“Klangkrieg was founded because we were all music fans. It was initially the extension of our living room into the clubs. By the mid-nineties, techno had become tired. The same beat everywhere, lasting for hours and hours. We missed all the other exciting music. So we started inviting a few bands and were then surprised how many like-minded people there were. It literally exploded. People were ready for it. Just imagine: we had shows with barely audible violin sounds at peak-time in the clubs. People were all sitting on the dance floor listening. And afterwards a breakcore dj would play and the same people would go crazy. Today divergent booking is much more accepted but back then, it was something quite new in berlin.”
On 1 March 1996, a deafening noise broke the silence of the idyllically situated “Insel der Jugend”, a youth club in the former eastern part of the city. Klangkrieg productions saw the light of day. The Japanese noise musician Merzbow helped give birth, and this was more than just a statement in the techno city of Berlin. It was a commitment to experimentation. Klangkrieg was founded by Christoph Winkler and Janet Krenzlin initially as a concert and party series for music that had a hard time being heard. The events were always surprising in their programming because the most diverse musical concepts clashed. Confusion was part of the concept. At a time when almost all the music in Berlin was techno, you could never be sure at Klangkrieg Parties. Beat followers waited in vain for the break and noise fans were confronted with anarchic disco music. There were between 5 and 500 people, but everyone who was there had the feeling of being part of something extraordinary. This mixture also inspired the musicians and often resulted in unusual sound-clashes during the shows.
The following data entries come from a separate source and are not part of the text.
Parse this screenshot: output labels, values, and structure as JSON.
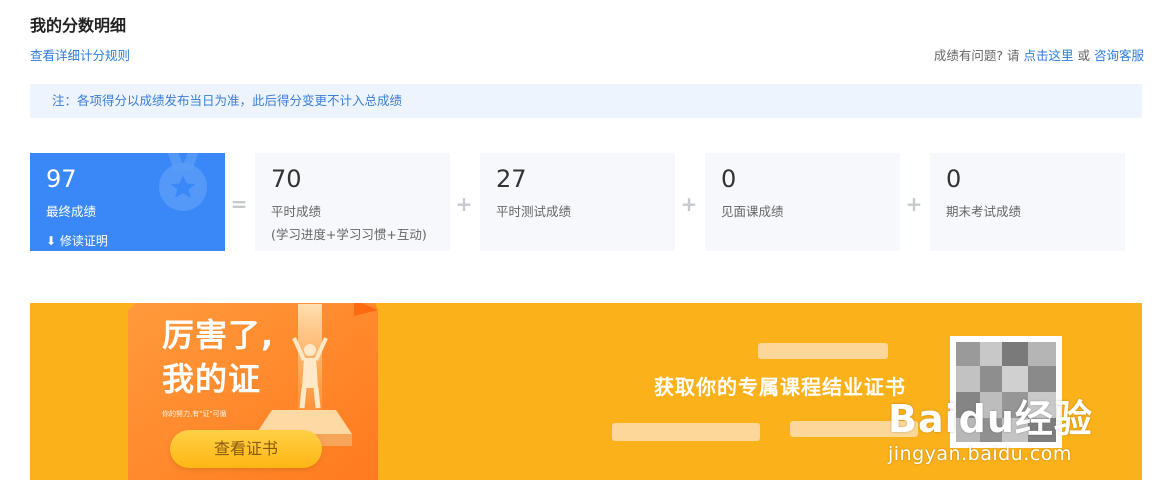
{
  "header": {
    "title": "我的分数明细",
    "rules_link": "查看详细计分规则"
  },
  "help": {
    "question": "成绩有问题?",
    "please": "请",
    "click_here": "点击这里",
    "or": "或",
    "contact": "咨询客服"
  },
  "notice": "注：各项得分以成绩发布当日为准，此后得分变更不计入总成绩",
  "scores": {
    "final": {
      "value": "97",
      "label": "最终成绩",
      "cert_link": "修读证明",
      "cert_icon": "download-arrow-icon"
    },
    "operators": [
      "=",
      "+",
      "+",
      "+"
    ],
    "parts": [
      {
        "value": "70",
        "label": "平时成绩",
        "sub": "(学习进度+学习习惯+互动)"
      },
      {
        "value": "27",
        "label": "平时测试成绩",
        "sub": ""
      },
      {
        "value": "0",
        "label": "见面课成绩",
        "sub": ""
      },
      {
        "value": "0",
        "label": "期末考试成绩",
        "sub": ""
      }
    ]
  },
  "banner": {
    "promo_title_line1": "厉害了,",
    "promo_title_line2": "我的证",
    "promo_small": "你的努力,有\"证\"可循",
    "button": "查看证书",
    "headline": "获取你的专属课程结业证书",
    "background": "#fbb11a"
  },
  "watermark": {
    "brand": "Baidu经验",
    "url": "jingyan.baidu.com"
  },
  "colors": {
    "accent_blue": "#3a88f8",
    "link_blue": "#2d7cdb",
    "notice_bg": "#eef4fd"
  }
}
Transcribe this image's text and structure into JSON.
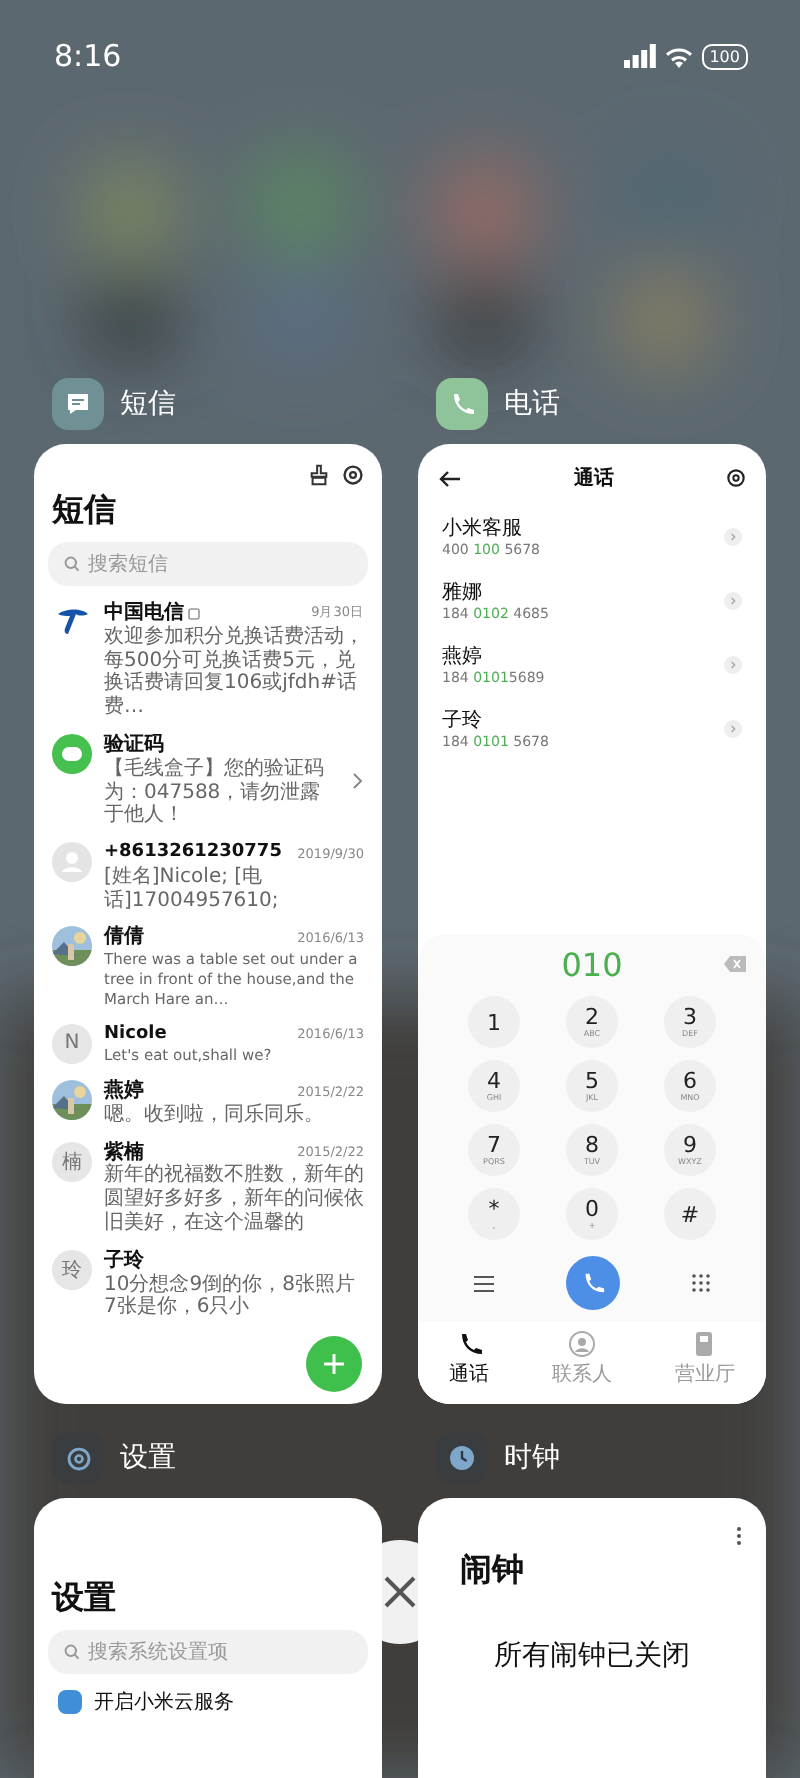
{
  "status_bar": {
    "time": "8:16",
    "battery": "100"
  },
  "messages_app": {
    "label": "短信",
    "title": "短信",
    "search_placeholder": "搜索短信",
    "threads": [
      {
        "kind": "telecom",
        "name": "中国电信",
        "badge": true,
        "chevron": false,
        "date": "9月30日",
        "preview": "欢迎参加积分兑换话费活动，每500分可兑换话费5元，兑换话费请回复106或jfdh#话费…"
      },
      {
        "kind": "chat",
        "name": "验证码",
        "badge": false,
        "chevron": true,
        "preview": "【毛线盒子】您的验证码为：047588，请勿泄露于他人！"
      },
      {
        "kind": "person",
        "name": "+8613261230775",
        "badge": false,
        "chevron": false,
        "date": "2019/9/30",
        "preview": "[姓名]Nicole; [电话]17004957610;"
      },
      {
        "name": "倩倩",
        "badge": false,
        "chevron": false,
        "date": "2016/6/13",
        "preview": "There was a table set out under a tree in front of the house,and the March Hare an…"
      },
      {
        "kind": "letter",
        "initial": "N",
        "name": "Nicole",
        "badge": false,
        "chevron": false,
        "date": "2016/6/13",
        "preview": "Let's eat out,shall we?"
      },
      {
        "name": "燕婷",
        "badge": false,
        "chevron": false,
        "date": "2015/2/22",
        "preview": "嗯。收到啦，同乐同乐。"
      },
      {
        "kind": "letter",
        "initial": "楠",
        "name": "紫楠",
        "badge": false,
        "chevron": false,
        "date": "2015/2/22",
        "preview": "新年的祝福数不胜数，新年的圆望好多好多，新年的问候依旧美好，在这个温馨的"
      },
      {
        "kind": "letter",
        "initial": "玲",
        "name": "子玲",
        "badge": false,
        "chevron": false,
        "preview": "10分想念9倒的你，8张照片7张是你，6只小"
      }
    ]
  },
  "phone_app": {
    "label": "电话",
    "title": "通话",
    "contacts": [
      {
        "name": "小米客服",
        "number": {
          "before": "400 ",
          "match": "100",
          "after": " 5678"
        }
      },
      {
        "name": "雅娜",
        "number": {
          "before": "184 ",
          "match": "0102",
          "after": " 4685"
        }
      },
      {
        "name": "燕婷",
        "number": {
          "before": "184 ",
          "match": "0101",
          "after": "5689"
        }
      },
      {
        "name": "子玲",
        "number": {
          "before": "184 ",
          "match": "0101",
          "after": " 5678"
        }
      }
    ],
    "dialed": "010",
    "keys": [
      {
        "digit": "1"
      },
      {
        "digit": "2",
        "letters": "ABC"
      },
      {
        "digit": "3",
        "letters": "DEF"
      },
      {
        "digit": "4",
        "letters": "GHI"
      },
      {
        "digit": "5",
        "letters": "JKL"
      },
      {
        "digit": "6",
        "letters": "MNO"
      },
      {
        "digit": "7",
        "letters": "PQRS"
      },
      {
        "digit": "8",
        "letters": "TUV"
      },
      {
        "digit": "9",
        "letters": "WXYZ"
      },
      {
        "digit": "*",
        "letters": ","
      },
      {
        "digit": "0",
        "letters": "+"
      },
      {
        "digit": "#"
      }
    ],
    "tabs": [
      {
        "kind": "calls",
        "label": "通话",
        "selected": true
      },
      {
        "kind": "contacts",
        "label": "联系人",
        "selected": false
      },
      {
        "kind": "store",
        "label": "营业厅",
        "selected": false
      }
    ]
  },
  "settings_app": {
    "label": "设置",
    "title": "设置",
    "search_placeholder": "搜索系统设置项",
    "first_item": "开启小米云服务"
  },
  "clock_app": {
    "label": "时钟",
    "title": "闹钟",
    "message": "所有闹钟已关闭"
  }
}
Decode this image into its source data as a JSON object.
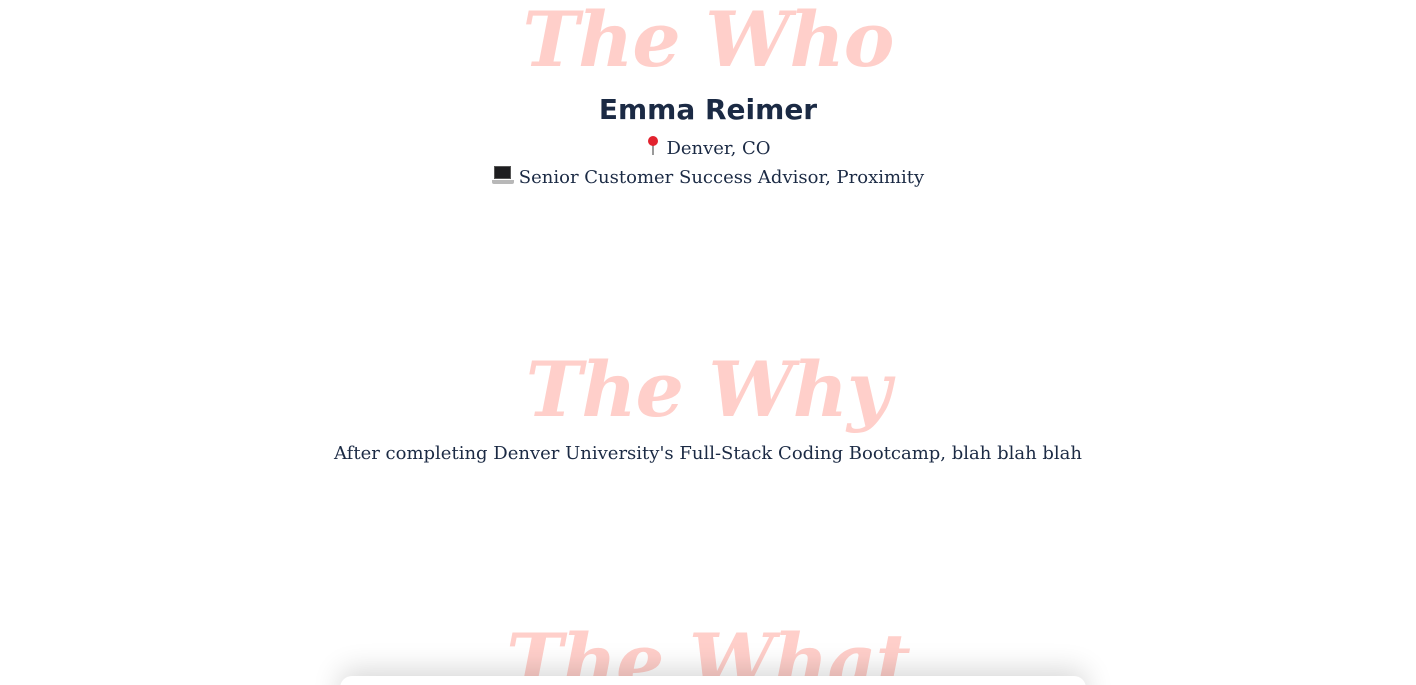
{
  "sections": {
    "who": {
      "title": "The Who",
      "name": "Emma Reimer",
      "location_icon": "round-pushpin-icon",
      "location": "Denver, CO",
      "job_icon": "laptop-icon",
      "job": "Senior Customer Success Advisor, Proximity"
    },
    "why": {
      "title": "The Why",
      "text": "After completing Denver University's Full-Stack Coding Bootcamp, blah blah blah"
    },
    "what": {
      "title": "The What"
    }
  },
  "colors": {
    "heading_pink": "#ffcfca",
    "text_navy": "#1b2a44",
    "background": "#ffffff"
  }
}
Within a very sort time, the “Klangkriege” became an integral part of the Berlin music scene.
Especially many young music fans came to the events. As a result, the association “Jugend hoert” e.V. and a label were founded. The association enabled young people to organise concerts for their favourite bands. So, there were numerous concert series in clubs like the Bastard im Prater, the Maria or the Insel der Jugend. The association also made sure that scenes like the Gabba Nation or breakcore fans had the opportunity to celebrate their parties. Klangkrieg organised “International Underground”, a meeting for the international hardcore scene as part of the Fuckparade. Klangkrieg also worked with numerous institutions such as the Podewil and the Volksbühne. Curated festival formats such as the “Avant Pop” and “Yaburitsugi” festivals not only opened the institutions to the various scenes of experimental pop music but also brought these artists together with musicians of the electronic avant-garde.
The Klangkrieg Productions label followed the concepts of the events and released a wide range of music.
For several years Christoph Winkler worked in parallel as choreographer and artistic director of Klangkrieg. At a certain point, the double burden was no longer manageable and so Klangkrieg was ended in 2003.
However, Christoph Winkler’s special relationship to music can still be felt in his choreographic work today.